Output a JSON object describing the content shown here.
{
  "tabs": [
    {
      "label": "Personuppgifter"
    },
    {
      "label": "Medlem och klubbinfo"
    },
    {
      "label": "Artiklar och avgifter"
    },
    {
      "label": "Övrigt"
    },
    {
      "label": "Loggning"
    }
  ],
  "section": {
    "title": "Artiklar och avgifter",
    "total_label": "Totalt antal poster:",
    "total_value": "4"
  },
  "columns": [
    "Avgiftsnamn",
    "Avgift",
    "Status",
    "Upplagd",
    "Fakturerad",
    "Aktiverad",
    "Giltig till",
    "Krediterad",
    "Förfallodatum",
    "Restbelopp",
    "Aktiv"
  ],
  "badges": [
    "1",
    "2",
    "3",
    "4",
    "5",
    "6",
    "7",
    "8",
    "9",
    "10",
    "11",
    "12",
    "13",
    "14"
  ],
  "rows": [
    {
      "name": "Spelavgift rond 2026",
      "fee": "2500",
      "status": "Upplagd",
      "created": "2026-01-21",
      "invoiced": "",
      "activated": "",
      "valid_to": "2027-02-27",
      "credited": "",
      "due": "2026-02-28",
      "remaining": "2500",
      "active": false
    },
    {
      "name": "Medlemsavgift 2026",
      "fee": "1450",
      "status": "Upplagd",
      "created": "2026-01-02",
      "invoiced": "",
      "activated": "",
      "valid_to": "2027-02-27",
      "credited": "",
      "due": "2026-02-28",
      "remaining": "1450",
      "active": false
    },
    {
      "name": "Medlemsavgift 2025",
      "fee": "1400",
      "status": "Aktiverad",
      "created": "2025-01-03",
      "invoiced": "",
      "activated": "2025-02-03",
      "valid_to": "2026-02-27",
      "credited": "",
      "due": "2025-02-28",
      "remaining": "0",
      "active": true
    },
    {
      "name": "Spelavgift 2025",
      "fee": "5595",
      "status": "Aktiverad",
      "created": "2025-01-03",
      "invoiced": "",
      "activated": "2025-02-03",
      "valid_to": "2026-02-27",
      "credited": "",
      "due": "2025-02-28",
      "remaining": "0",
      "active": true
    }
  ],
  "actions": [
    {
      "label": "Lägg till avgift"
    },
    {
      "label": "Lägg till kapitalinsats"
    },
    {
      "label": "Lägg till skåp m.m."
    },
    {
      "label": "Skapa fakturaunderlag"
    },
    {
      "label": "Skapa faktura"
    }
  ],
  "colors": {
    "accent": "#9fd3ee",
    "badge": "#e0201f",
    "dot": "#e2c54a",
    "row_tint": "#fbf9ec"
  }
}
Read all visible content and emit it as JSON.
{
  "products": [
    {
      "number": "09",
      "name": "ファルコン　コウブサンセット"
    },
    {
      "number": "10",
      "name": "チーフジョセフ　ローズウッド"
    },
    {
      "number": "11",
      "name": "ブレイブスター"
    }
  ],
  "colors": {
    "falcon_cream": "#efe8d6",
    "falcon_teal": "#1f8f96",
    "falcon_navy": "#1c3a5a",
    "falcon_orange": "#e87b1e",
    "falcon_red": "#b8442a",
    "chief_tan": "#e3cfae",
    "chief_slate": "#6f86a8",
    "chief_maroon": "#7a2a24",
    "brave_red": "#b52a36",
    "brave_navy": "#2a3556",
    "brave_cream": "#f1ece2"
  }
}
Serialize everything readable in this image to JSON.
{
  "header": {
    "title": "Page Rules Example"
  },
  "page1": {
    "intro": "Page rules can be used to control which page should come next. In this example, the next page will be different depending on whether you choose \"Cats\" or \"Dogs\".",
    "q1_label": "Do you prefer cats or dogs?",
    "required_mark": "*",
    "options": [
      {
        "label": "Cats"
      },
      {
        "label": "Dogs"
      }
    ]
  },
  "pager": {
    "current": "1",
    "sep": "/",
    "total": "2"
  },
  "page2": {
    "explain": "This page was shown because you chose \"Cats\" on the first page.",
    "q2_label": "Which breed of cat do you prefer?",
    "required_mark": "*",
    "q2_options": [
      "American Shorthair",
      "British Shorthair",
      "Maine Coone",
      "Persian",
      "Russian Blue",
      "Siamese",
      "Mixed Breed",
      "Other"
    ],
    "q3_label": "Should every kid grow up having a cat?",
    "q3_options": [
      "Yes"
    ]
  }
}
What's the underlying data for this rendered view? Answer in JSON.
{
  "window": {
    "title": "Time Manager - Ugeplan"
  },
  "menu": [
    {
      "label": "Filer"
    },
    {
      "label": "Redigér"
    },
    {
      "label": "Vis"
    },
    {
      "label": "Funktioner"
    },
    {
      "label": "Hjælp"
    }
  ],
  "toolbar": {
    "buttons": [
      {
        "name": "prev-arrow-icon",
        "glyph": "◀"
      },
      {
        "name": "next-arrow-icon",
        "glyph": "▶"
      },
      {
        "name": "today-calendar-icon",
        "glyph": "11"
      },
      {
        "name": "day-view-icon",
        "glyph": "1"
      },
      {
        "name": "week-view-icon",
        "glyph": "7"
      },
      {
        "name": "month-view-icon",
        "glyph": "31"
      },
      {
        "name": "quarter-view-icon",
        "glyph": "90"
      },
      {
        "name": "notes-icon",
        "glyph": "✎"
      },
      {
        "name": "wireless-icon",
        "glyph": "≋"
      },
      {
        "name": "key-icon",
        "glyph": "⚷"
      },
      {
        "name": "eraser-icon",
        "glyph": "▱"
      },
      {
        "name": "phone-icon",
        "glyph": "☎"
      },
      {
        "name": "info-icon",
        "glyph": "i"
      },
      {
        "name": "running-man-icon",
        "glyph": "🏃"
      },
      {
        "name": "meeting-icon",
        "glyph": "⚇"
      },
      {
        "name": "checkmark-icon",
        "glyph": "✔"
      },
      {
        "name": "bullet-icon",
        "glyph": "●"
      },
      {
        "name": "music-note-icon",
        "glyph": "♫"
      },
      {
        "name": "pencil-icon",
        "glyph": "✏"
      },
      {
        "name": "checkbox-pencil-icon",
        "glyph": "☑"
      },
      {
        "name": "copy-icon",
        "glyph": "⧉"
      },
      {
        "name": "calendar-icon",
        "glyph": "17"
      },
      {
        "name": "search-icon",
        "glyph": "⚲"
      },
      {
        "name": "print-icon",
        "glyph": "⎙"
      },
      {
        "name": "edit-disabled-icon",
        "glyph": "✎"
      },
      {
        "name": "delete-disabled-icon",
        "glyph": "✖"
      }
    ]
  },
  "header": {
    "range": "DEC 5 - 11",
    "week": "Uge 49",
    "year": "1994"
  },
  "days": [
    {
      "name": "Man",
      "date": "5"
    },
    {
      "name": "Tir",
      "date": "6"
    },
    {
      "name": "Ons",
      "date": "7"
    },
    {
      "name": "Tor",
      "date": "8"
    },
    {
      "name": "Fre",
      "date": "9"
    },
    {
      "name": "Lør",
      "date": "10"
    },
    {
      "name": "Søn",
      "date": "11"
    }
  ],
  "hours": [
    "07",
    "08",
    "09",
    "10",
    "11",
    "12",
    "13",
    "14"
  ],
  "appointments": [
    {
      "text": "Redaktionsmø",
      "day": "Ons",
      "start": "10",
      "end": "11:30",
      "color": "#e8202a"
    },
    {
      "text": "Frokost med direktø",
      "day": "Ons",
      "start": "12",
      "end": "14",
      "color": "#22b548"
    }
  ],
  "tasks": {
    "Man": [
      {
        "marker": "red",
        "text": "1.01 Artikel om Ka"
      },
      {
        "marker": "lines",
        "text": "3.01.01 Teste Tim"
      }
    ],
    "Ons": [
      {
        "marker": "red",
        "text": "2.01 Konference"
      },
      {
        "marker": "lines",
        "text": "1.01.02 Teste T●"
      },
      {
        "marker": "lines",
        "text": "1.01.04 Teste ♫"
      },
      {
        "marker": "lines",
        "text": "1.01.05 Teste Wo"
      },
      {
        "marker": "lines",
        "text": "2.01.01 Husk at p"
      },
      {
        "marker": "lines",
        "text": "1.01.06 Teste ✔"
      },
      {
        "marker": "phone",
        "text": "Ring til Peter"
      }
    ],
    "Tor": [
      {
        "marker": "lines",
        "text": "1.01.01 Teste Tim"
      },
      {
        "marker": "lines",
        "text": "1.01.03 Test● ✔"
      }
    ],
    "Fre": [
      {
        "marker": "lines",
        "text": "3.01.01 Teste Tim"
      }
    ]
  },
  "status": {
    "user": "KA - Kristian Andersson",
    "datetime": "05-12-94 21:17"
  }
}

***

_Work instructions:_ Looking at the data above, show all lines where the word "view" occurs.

_Exercise response:_
What's the underlying data for this rendered view? Answer in JSON.
        "name": "day-view-icon",
        "name": "week-view-icon",
        "name": "month-view-icon",
        "name": "quarter-view-icon",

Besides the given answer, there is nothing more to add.